Disel said just before 1 a.m. Thursday on Kalakaua Avenue across the Waikiki police substation, she and two heterosexual women from Ireland were walking side-by-side on the way to Hula's Bar and Lei Stand, when two men began following them.
They asked the women where they were going, to which Disel responded, "A club," she said.
"They asked all of us, 'Are you gay?' " Disel said. "I said 'yes.' "
She said one of the men hit her in the face, apparently with his fist. She fell to the ground, lost consciousness for a few seconds and spat up blood.
She was taken to the Queen's Medical Center with a concussion, a broken jaw and several fractures below her eye. She also had cuts in her mouth, some of her teeth shifted and her gums are shredded, she said.
On Sept. 18, Tim Noreuil had just turned onto Kuhio Avenue, about a block from Hula's, a popular gay bar, which he had just left before he was attacked.
Noreuil had said he did not believe his attack was related to him coming out of Hula's.
Honolulu police could not say whether the cases were related, but Crimestoppers coordinator Det. Letha DeCaires notes that in Noreuil's case, there was "no evidence by the behavior or the words spoken ... at this time" that there was an anti-gay motive.
"Cases are each worked on their own merit. It just so happened there were two in Waikiki that were quite disturbing," she said.
Disel criticized police for failing to take a statement from her the day of the attack, a detective was not assigned to the case until Sunday, and she was not offered a sketch artist until Monday.
She said she doesn't feel safe in Hawaii and will return home.
Disel and Miller criticized police for not labeling the attacks as "hate crimes."
Miller said if hate crimes are not labeled as such, then "statistically, you can come back and say there are no hate crimes."
Hawaii's hate crime law was passed in 2001, and only three cases have been on record in the state thus far, two based on race or ethnicity, one for sexual orientation.

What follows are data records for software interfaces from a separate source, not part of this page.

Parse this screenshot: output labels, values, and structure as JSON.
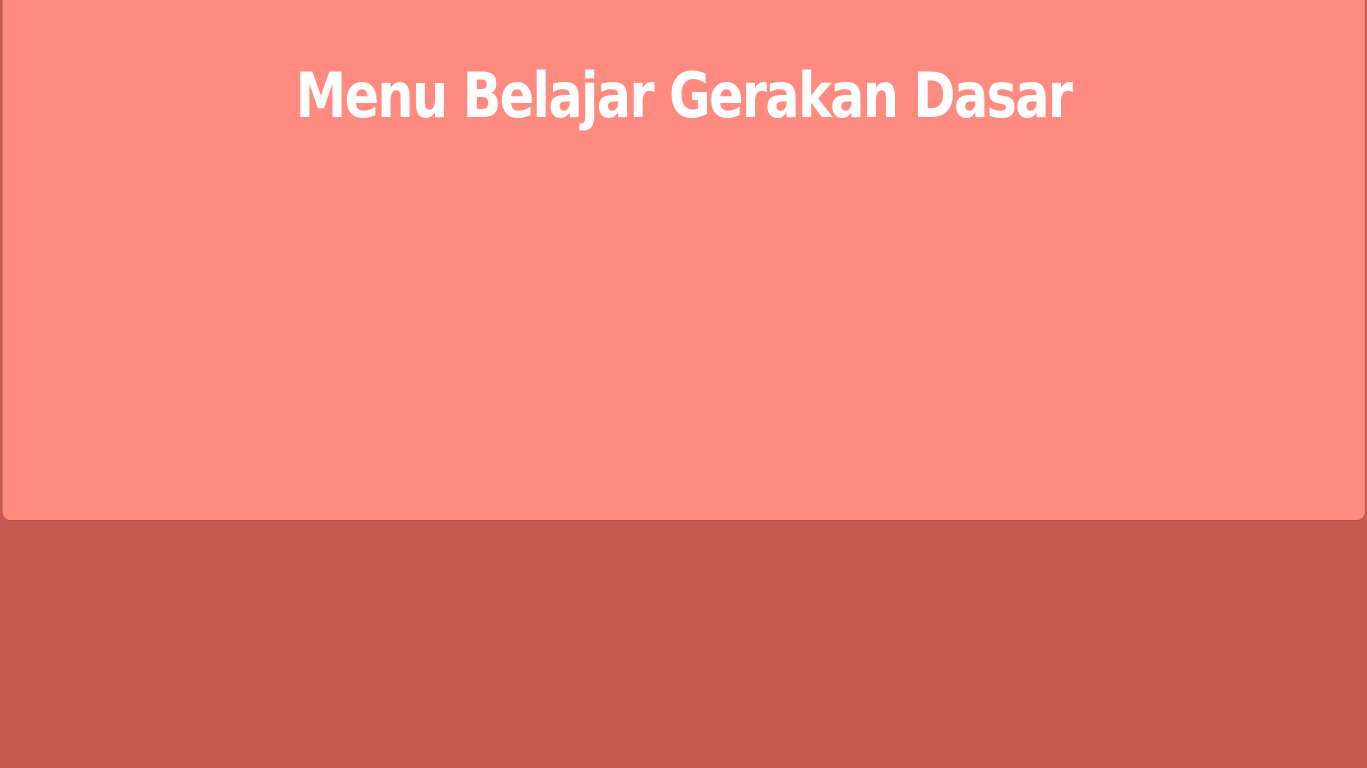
{
  "page": {
    "title": "Menu Belajar Gerakan Dasar"
  },
  "colors": {
    "panel": "#ff8a7f",
    "background": "#c55a52",
    "title_text": "#ffffff"
  }
}
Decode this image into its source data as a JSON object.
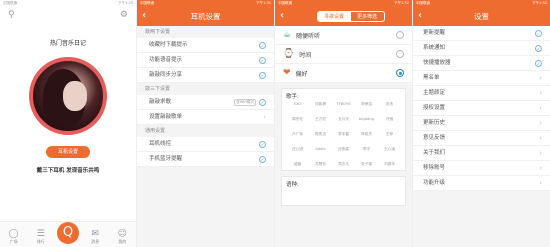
{
  "colors": {
    "accent": "#ef6c31",
    "check": "#2b8fc6"
  },
  "status": {
    "carrier": "中国联通",
    "battery": "67%",
    "time_1": "下午1:20",
    "time_2": "下午1:31",
    "time_3": "下午1:32",
    "time_4": "下午1:32"
  },
  "home": {
    "playlist_name": "热门音乐日记",
    "earphone_button": "耳机设置",
    "hint": "戴三下耳机  发现音乐共鸣",
    "tabs": [
      {
        "label": "广场",
        "icon": "square-icon"
      },
      {
        "label": "排行",
        "icon": "rank-icon"
      },
      {
        "label": "",
        "icon": "q-icon"
      },
      {
        "label": "消息",
        "icon": "message-icon"
      },
      {
        "label": "我的",
        "icon": "profile-icon"
      }
    ]
  },
  "earphone": {
    "title": "耳机设置",
    "sections": [
      {
        "title": "敲两下设置",
        "items": [
          {
            "label": "收藏时下载提示",
            "control": "check"
          },
          {
            "label": "功能语音提示",
            "control": "check"
          },
          {
            "label": "敲敲同步分享",
            "control": "check"
          }
        ]
      },
      {
        "title": "敲三下设置",
        "items": [
          {
            "label": "敲敲求歌",
            "tag": "仅WiFi模式",
            "control": "check"
          },
          {
            "label": "设置敲敲歌单",
            "control": "chevron"
          }
        ]
      },
      {
        "title": "通用设置",
        "items": [
          {
            "label": "耳机线控",
            "control": "check"
          },
          {
            "label": "手机蓝牙提醒",
            "control": "check"
          }
        ]
      }
    ]
  },
  "prefs": {
    "tab_on": "寻歌设置",
    "tab_off": "更多筛选",
    "options": [
      {
        "label": "随便听听",
        "icon": "cup-icon",
        "selected": false
      },
      {
        "label": "时间",
        "icon": "watch-icon",
        "selected": false
      },
      {
        "label": "偏好",
        "icon": "heart-icon",
        "selected": true
      }
    ],
    "singer_label": "歌手:",
    "singers": [
      "EXO",
      "邓紫棋",
      "TFBOYS",
      "李荣浩",
      "张杰",
      "周杰伦",
      "王力宏",
      "五月天",
      "bigbang",
      "许嵩",
      "卢广仲",
      "陈奕迅",
      "李宇春",
      "林俊杰",
      "王菲",
      "庄心妍",
      "Adele",
      "孙燕姿",
      "李宇",
      "王心凌",
      "戚薇",
      "苏慧伦",
      "吴亦凡",
      "张子豪",
      "刘德华"
    ],
    "language_label": "语种:"
  },
  "settings": {
    "title": "设置",
    "items": [
      {
        "label": "更新提醒",
        "control": "check"
      },
      {
        "label": "系统通知",
        "control": "check"
      },
      {
        "label": "快捷播放器",
        "control": "check"
      },
      {
        "label": "黑名单",
        "control": "chevron"
      },
      {
        "label": "主题颜定",
        "control": "chevron"
      },
      {
        "label": "授权设置",
        "control": "chevron"
      },
      {
        "label": "更新历史",
        "control": "chevron"
      },
      {
        "label": "意见反馈",
        "control": "chevron"
      },
      {
        "label": "关于我们",
        "control": "chevron"
      },
      {
        "label": "移除账号",
        "control": "chevron"
      },
      {
        "label": "功能升级",
        "control": "chevron"
      }
    ]
  }
}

The hate-crime law permits an extended term in sentencing, but the offender must be found guilty of the first charge, and the jury must also find him guilty of the hate crime, said Jim Fulton, executive assistant for the city Prosecutor's Office.
Criminologist Paul Perrone with the state Attorney General's Office said most hate-crime cases are not clear cut.
However, based upon what Disel said, "if there is no more to the story, then I would suggest that it ... most likely is a hate crime," he said.
Perrone said it's "easier for police to determine who did what to whom," but "far more complex to determine why somebody did something."
BACK TO TOP